The Yoga Sutra is a philosophical text existing on its own. Sutra, loosely meaning “a short aphorism,” describes the brevity of the piece as a whole. There are roughly 200 individual sutras throughout the Yoga Sutra compilation. The purpose of the Yoga Sutra is essentially a guide for an adherent to Yoga as a philosophical system. Here the author(s) known as Patanjali writes of ashtanga yoga, or the eight-limbed path that leads to its ultimate goal. Many modern yoga practitioners today use this eightfold discipline as a guide to their physical yoga practice rather than the intended meditative origins that involve siddhis or miracles. While ashtanga yoga is important, we as practitioners should not equate and reduce all of the Yoga Sutra to ashtanga yoga.

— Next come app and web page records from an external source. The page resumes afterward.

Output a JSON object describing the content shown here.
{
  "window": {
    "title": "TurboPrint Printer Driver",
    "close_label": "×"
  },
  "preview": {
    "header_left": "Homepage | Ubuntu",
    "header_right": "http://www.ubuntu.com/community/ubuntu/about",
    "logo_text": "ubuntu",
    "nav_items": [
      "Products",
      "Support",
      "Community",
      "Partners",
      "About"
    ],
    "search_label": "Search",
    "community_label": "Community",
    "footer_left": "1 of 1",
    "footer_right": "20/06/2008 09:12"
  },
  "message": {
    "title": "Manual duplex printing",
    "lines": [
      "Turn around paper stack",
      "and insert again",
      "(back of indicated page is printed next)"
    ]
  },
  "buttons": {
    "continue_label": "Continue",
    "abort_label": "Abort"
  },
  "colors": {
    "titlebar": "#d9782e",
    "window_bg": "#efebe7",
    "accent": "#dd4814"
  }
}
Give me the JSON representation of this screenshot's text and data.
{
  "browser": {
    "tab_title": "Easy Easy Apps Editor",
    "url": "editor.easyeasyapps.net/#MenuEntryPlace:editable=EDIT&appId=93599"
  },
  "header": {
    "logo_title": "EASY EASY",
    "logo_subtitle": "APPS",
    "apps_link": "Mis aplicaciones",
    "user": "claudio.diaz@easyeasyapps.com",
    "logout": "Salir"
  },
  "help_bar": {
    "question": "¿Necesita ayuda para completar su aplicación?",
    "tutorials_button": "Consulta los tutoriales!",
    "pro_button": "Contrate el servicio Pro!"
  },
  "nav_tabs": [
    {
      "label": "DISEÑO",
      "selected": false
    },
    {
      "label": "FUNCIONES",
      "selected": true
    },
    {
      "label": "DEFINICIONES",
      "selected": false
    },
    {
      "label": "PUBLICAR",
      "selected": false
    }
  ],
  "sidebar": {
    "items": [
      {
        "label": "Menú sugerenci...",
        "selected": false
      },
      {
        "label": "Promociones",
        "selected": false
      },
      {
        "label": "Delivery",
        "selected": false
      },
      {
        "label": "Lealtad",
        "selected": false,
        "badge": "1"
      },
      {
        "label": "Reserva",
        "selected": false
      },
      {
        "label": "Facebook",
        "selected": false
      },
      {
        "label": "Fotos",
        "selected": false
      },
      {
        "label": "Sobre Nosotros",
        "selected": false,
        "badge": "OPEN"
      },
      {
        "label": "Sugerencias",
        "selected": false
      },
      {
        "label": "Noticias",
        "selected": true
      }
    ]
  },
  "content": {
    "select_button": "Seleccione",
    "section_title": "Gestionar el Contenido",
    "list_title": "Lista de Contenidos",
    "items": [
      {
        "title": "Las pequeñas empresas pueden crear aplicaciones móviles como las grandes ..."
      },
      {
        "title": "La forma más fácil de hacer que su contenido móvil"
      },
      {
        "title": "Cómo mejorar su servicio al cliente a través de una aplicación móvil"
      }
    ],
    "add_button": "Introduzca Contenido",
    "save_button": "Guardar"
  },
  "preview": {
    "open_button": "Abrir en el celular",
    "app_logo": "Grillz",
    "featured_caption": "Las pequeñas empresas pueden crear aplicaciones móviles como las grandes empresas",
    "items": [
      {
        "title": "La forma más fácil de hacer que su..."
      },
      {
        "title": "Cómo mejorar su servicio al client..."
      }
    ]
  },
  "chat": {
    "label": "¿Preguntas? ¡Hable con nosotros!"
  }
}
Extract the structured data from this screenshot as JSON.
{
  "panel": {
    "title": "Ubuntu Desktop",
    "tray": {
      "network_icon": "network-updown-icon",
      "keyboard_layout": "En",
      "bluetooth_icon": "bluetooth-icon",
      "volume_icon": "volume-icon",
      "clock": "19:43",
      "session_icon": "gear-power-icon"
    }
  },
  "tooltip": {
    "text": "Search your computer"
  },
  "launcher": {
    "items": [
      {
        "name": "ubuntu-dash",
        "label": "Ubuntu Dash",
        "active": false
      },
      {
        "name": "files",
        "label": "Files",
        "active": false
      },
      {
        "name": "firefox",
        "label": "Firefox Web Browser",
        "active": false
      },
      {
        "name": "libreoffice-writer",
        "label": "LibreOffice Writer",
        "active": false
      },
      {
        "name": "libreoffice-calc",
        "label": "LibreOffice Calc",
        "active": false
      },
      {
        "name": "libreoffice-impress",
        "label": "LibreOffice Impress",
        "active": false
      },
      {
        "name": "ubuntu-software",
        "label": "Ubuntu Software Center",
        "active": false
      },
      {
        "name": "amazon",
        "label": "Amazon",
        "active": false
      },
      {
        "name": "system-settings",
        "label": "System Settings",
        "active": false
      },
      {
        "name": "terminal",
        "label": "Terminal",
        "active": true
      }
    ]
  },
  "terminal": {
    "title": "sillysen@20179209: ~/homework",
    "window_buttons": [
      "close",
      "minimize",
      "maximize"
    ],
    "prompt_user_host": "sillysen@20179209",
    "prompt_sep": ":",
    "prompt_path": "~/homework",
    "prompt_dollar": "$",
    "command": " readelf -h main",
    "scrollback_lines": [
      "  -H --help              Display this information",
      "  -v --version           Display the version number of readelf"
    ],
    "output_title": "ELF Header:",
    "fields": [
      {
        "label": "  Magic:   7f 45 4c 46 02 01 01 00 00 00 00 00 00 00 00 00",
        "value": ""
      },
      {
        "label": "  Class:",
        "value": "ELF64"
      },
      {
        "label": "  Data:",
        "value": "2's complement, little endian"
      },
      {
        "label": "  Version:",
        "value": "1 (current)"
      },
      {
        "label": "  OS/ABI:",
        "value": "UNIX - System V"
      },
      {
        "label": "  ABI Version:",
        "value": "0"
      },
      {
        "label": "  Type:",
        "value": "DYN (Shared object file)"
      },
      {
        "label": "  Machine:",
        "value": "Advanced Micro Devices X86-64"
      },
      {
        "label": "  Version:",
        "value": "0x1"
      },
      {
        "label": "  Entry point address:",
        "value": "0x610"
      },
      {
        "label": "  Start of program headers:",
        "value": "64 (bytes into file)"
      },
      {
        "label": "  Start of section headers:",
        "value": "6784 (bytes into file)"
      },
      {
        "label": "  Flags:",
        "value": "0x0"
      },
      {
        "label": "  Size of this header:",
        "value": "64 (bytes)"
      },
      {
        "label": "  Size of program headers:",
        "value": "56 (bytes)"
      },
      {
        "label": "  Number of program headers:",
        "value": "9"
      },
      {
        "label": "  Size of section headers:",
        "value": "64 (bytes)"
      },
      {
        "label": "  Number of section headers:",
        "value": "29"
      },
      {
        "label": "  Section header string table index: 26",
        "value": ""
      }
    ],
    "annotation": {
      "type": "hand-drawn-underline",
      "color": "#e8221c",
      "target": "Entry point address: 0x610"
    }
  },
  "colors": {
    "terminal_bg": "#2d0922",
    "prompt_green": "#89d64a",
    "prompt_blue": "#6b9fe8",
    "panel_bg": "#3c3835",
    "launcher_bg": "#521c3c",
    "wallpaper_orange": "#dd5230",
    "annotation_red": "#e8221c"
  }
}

Yoga is used in both a theological and philosophical framework. The elements and descriptions of the eightfold path in the Yoga Sutra, mentioned previously, surface in the Bhagavad Gita like hidden gems in the rough. The eightfold path consists of the yamas (ethical restraints), niyamas (self-restraints), asana (posture/seat), pranayama (breath work), pratyahara (sense withdrawal), dharana (concentration), dhyana (meditation), and samadhi (enlightenment). The five yamas are ahimsa (non-harming), satya (truth), asteya (non-stealing), brahmacharya (chastity/celibacy), and aparigraha (non-attachment); and the five niyamas are saucha (purity), santosha (contentment), tapas (austerity/heated discipline), svadhyaya (self-study), and ishvara-pranidhana (surrender or dedication to the Divine). All of the eight limbs of ashtanga yoga are represented in some capacity between the third and sixth discourse of the Bhagavad Gita. See chart below:
While this chart is based on the English translations of both the Bhagavad Gita and the Yoga Sutra, their parallels are inescapable. This simple demonstration of analogous translations once again depicts the similarities between the yoga as a practice and Yoga as a philosophical system.
A clear and concise definition of yoga may never fully exist, yet this does not discourage the curious to dive deeper. The various definitions, translations, and understandings do not deter the greater global influence of yoga as a timeless system or practice. The earliest and, in my opinion, most elaborate amplification of yoga settles within the Bhagavad Gita and the Yoga Sutra. Placing these two in conversation with each other creates a vastly dynamic—and often frustratingly elastic—working definition of yoga for the past and present. These two texts have continuous, maximum potential for yogis, yoga practitioners, and inquisitives. The differences and similarities are like puzzle pieces within personal dharma, fitting comfortably in one and awkward in another. As Bryant put it so succinctly, the Yoga Sutra is for forest dwellers detached from society and the Bhagavad Gita is for the day-to-day, 9-to-5. The two texts are infinitely malleable and fiercely transformative for individuals beyond religious, theological, and philosophical restraints regardless of the multitude of inquiries and assumptions. This may prompt us not to ask “what is yoga?” but rather “what is yoga to me?”